WHAT TO DO => Restate each entry below without changing a word.

SUPPLIED DATA =>
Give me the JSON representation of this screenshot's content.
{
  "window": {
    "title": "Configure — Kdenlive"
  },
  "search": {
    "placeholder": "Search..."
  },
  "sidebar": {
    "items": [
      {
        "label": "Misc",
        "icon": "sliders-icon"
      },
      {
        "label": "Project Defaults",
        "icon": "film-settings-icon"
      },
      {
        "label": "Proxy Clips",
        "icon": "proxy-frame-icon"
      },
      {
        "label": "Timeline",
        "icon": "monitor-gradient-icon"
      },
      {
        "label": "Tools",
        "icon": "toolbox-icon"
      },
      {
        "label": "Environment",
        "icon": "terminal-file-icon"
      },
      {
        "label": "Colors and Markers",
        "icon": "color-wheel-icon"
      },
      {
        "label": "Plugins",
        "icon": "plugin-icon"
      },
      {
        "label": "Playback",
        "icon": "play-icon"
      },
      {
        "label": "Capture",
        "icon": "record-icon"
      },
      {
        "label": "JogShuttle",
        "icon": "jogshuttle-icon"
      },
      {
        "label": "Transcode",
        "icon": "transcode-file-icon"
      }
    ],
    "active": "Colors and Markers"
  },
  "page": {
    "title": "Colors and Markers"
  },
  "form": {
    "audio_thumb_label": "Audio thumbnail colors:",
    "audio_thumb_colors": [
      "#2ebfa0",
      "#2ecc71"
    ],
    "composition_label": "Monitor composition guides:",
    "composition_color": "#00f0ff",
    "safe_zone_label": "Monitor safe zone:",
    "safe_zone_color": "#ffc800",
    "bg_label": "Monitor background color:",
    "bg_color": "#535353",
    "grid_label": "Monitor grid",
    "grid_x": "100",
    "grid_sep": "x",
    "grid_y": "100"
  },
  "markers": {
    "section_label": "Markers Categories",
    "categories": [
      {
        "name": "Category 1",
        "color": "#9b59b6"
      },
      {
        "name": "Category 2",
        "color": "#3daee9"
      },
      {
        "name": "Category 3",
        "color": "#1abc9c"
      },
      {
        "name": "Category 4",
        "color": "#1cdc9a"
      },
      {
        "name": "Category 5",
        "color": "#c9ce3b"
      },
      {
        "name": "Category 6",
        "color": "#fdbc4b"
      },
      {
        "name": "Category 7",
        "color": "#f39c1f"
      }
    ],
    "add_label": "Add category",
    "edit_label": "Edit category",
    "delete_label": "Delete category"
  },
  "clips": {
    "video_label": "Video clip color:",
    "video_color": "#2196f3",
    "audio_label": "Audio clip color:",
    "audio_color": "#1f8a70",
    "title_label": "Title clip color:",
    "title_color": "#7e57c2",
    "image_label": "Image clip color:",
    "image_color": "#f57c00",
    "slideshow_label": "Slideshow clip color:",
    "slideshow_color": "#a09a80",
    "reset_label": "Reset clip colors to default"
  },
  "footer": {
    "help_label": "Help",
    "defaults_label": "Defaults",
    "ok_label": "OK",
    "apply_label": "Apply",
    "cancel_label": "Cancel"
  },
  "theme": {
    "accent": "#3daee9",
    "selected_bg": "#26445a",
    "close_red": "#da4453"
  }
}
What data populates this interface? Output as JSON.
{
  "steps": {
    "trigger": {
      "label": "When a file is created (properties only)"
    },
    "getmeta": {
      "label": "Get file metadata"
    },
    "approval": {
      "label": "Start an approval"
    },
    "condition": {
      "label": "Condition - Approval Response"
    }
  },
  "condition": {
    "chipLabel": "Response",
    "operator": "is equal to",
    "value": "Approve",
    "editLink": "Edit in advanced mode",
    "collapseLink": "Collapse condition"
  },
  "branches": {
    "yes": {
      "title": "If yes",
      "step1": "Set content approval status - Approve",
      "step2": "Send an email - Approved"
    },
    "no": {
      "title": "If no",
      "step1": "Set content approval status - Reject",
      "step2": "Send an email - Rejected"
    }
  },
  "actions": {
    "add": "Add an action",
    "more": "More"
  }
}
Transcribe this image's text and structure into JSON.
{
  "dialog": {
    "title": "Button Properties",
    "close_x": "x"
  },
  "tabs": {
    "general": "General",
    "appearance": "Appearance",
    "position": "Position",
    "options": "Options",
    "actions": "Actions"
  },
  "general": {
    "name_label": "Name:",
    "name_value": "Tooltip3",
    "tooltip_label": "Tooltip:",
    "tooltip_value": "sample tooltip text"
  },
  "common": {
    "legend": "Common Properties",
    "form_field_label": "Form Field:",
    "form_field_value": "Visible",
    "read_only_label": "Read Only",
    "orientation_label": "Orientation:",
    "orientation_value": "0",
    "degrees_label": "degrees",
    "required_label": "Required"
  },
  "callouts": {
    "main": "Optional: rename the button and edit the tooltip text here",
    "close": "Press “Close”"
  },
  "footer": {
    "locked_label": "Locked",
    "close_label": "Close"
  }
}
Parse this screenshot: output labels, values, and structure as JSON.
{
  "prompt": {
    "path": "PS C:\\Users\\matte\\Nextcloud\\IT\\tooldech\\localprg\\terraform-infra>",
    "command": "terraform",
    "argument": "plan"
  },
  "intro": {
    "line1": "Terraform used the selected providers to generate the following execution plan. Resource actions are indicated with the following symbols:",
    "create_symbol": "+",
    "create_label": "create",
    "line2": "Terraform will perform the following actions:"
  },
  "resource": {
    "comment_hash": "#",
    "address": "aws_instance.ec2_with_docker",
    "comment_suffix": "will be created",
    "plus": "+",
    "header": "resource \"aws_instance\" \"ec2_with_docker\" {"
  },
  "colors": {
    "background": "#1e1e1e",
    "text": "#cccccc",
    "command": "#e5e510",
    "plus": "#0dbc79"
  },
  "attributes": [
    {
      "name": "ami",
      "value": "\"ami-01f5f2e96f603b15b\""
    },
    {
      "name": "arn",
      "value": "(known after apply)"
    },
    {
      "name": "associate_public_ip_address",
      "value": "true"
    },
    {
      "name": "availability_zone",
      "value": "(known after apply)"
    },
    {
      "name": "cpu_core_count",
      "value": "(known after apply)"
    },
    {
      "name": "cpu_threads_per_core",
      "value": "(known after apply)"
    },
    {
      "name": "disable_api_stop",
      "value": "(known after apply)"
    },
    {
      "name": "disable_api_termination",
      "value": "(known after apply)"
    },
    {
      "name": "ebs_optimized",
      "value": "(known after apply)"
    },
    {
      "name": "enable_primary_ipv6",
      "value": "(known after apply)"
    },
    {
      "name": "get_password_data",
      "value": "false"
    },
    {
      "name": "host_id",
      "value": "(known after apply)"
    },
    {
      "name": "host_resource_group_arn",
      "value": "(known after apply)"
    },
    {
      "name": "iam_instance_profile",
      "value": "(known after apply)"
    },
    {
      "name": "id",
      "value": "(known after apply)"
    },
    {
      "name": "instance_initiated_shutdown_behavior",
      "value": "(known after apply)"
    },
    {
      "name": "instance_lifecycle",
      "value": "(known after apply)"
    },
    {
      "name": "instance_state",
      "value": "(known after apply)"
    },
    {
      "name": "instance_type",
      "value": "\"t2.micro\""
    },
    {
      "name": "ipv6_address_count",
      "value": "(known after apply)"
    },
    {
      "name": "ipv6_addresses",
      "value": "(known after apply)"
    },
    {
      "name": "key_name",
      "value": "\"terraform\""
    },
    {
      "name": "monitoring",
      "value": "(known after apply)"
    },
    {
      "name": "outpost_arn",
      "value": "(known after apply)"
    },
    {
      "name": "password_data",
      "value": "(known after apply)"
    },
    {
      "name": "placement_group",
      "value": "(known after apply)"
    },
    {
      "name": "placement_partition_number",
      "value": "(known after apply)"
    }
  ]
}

TASK RESPONSE =>
Give me the JSON representation of this screenshot's content.
{
  "window": {
    "title": "Configure — Kdenlive"
  },
  "search": {
    "placeholder": "Search..."
  },
  "sidebar": {
    "items": [
      {
        "label": "Misc",
        "icon": "sliders-icon"
      },
      {
        "label": "Project Defaults",
        "icon": "film-settings-icon"
      },
      {
        "label": "Proxy Clips",
        "icon": "proxy-frame-icon"
      },
      {
        "label": "Timeline",
        "icon": "monitor-gradient-icon"
      },
      {
        "label": "Tools",
        "icon": "toolbox-icon"
      },
      {
        "label": "Environment",
        "icon": "terminal-file-icon"
      },
      {
        "label": "Colors and Markers",
        "icon": "color-wheel-icon"
      },
      {
        "label": "Plugins",
        "icon": "plugin-icon"
      },
      {
        "label": "Playback",
        "icon": "play-icon"
      },
      {
        "label": "Capture",
        "icon": "record-icon"
      },
      {
        "label": "JogShuttle",
        "icon": "jogshuttle-icon"
      },
      {
        "label": "Transcode",
        "icon": "transcode-file-icon"
      }
    ],
    "active": "Colors and Markers"
  },
  "page": {
    "title": "Colors and Markers"
  },
  "form": {
    "audio_thumb_label": "Audio thumbnail colors:",
    "audio_thumb_colors": [
      "#2ebfa0",
      "#2ecc71"
    ],
    "composition_label": "Monitor composition guides:",
    "composition_color": "#00f0ff",
    "safe_zone_label": "Monitor safe zone:",
    "safe_zone_color": "#ffc800",
    "bg_label": "Monitor background color:",
    "bg_color": "#535353",
    "grid_label": "Monitor grid",
    "grid_x": "100",
    "grid_sep": "x",
    "grid_y": "100"
  },
  "markers": {
    "section_label": "Markers Categories",
    "categories": [
      {
        "name": "Category 1",
        "color": "#9b59b6"
      },
      {
        "name": "Category 2",
        "color": "#3daee9"
      },
      {
        "name": "Category 3",
        "color": "#1abc9c"
      },
      {
        "name": "Category 4",
        "color": "#1cdc9a"
      },
      {
        "name": "Category 5",
        "color": "#c9ce3b"
      },
      {
        "name": "Category 6",
        "color": "#fdbc4b"
      },
      {
        "name": "Category 7",
        "color": "#f39c1f"
      }
    ],
    "add_label": "Add category",
    "edit_label": "Edit category",
    "delete_label": "Delete category"
  },
  "clips": {
    "video_label": "Video clip color:",
    "video_color": "#2196f3",
    "audio_label": "Audio clip color:",
    "audio_color": "#1f8a70",
    "title_label": "Title clip color:",
    "title_color": "#7e57c2",
    "image_label": "Image clip color:",
    "image_color": "#f57c00",
    "slideshow_label": "Slideshow clip color:",
    "slideshow_color": "#a09a80",
    "reset_label": "Reset clip colors to default"
  },
  "footer": {
    "help_label": "Help",
    "defaults_label": "Defaults",
    "ok_label": "OK",
    "apply_label": "Apply",
    "cancel_label": "Cancel"
  },
  "theme": {
    "accent": "#3daee9",
    "selected_bg": "#26445a",
    "close_red": "#da4453"
  }
}
What data populates this interface? Output as JSON.
{
  "steps": {
    "trigger": {
      "label": "When a file is created (properties only)"
    },
    "getmeta": {
      "label": "Get file metadata"
    },
    "approval": {
      "label": "Start an approval"
    },
    "condition": {
      "label": "Condition - Approval Response"
    }
  },
  "condition": {
    "chipLabel": "Response",
    "operator": "is equal to",
    "value": "Approve",
    "editLink": "Edit in advanced mode",
    "collapseLink": "Collapse condition"
  },
  "branches": {
    "yes": {
      "title": "If yes",
      "step1": "Set content approval status - Approve",
      "step2": "Send an email - Approved"
    },
    "no": {
      "title": "If no",
      "step1": "Set content approval status - Reject",
      "step2": "Send an email - Rejected"
    }
  },
  "actions": {
    "add": "Add an action",
    "more": "More"
  }
}
Transcribe this image's text and structure into JSON.
{
  "dialog": {
    "title": "Button Properties",
    "close_x": "x"
  },
  "tabs": {
    "general": "General",
    "appearance": "Appearance",
    "position": "Position",
    "options": "Options",
    "actions": "Actions"
  },
  "general": {
    "name_label": "Name:",
    "name_value": "Tooltip3",
    "tooltip_label": "Tooltip:",
    "tooltip_value": "sample tooltip text"
  },
  "common": {
    "legend": "Common Properties",
    "form_field_label": "Form Field:",
    "form_field_value": "Visible",
    "read_only_label": "Read Only",
    "orientation_label": "Orientation:",
    "orientation_value": "0",
    "degrees_label": "degrees",
    "required_label": "Required"
  },
  "callouts": {
    "main": "Optional: rename the button and edit the tooltip text here",
    "close": "Press “Close”"
  },
  "footer": {
    "locked_label": "Locked",
    "close_label": "Close"
  }
}
Parse this screenshot: output labels, values, and structure as JSON.
{
  "prompt": {
    "path": "PS C:\\Users\\matte\\Nextcloud\\IT\\tooldech\\localprg\\terraform-infra>",
    "command": "terraform",
    "argument": "plan"
  },
  "intro": {
    "line1": "Terraform used the selected providers to generate the following execution plan. Resource actions are indicated with the following symbols:",
    "create_symbol": "+",
    "create_label": "create",
    "line2": "Terraform will perform the following actions:"
  },
  "resource": {
    "comment_hash": "#",
    "address": "aws_instance.ec2_with_docker",
    "comment_suffix": "will be created",
    "plus": "+",
    "header": "resource \"aws_instance\" \"ec2_with_docker\" {"
  },
  "colors": {
    "background": "#1e1e1e",
    "text": "#cccccc",
    "command": "#e5e510",
    "plus": "#0dbc79"
  },
  "attributes": [
    {
      "name": "ami",
      "value": "\"ami-01f5f2e96f603b15b\""
    },
    {
      "name": "arn",
      "value": "(known after apply)"
    },
    {
      "name": "associate_public_ip_address",
      "value": "true"
    },
    {
      "name": "availability_zone",
      "value": "(known after apply)"
    },
    {
      "name": "cpu_core_count",
      "value": "(known after apply)"
    },
    {
      "name": "cpu_threads_per_core",
      "value": "(known after apply)"
    },
    {
      "name": "disable_api_stop",
      "value": "(known after apply)"
    },
    {
      "name": "disable_api_termination",
      "value": "(known after apply)"
    },
    {
      "name": "ebs_optimized",
      "value": "(known after apply)"
    },
    {
      "name": "enable_primary_ipv6",
      "value": "(known after apply)"
    },
    {
      "name": "get_password_data",
      "value": "false"
    },
    {
      "name": "host_id",
      "value": "(known after apply)"
    },
    {
      "name": "host_resource_group_arn",
      "value": "(known after apply)"
    },
    {
      "name": "iam_instance_profile",
      "value": "(known after apply)"
    },
    {
      "name": "id",
      "value": "(known after apply)"
    },
    {
      "name": "instance_initiated_shutdown_behavior",
      "value": "(known after apply)"
    },
    {
      "name": "instance_lifecycle",
      "value": "(known after apply)"
    },
    {
      "name": "instance_state",
      "value": "(known after apply)"
    },
    {
      "name": "instance_type",
      "value": "\"t2.micro\""
    },
    {
      "name": "ipv6_address_count",
      "value": "(known after apply)"
    },
    {
      "name": "ipv6_addresses",
      "value": "(known after apply)"
    },
    {
      "name": "key_name",
      "value": "\"terraform\""
    },
    {
      "name": "monitoring",
      "value": "(known after apply)"
    },
    {
      "name": "outpost_arn",
      "value": "(known after apply)"
    },
    {
      "name": "password_data",
      "value": "(known after apply)"
    },
    {
      "name": "placement_group",
      "value": "(known after apply)"
    },
    {
      "name": "placement_partition_number",
      "value": "(known after apply)"
    }
  ]
}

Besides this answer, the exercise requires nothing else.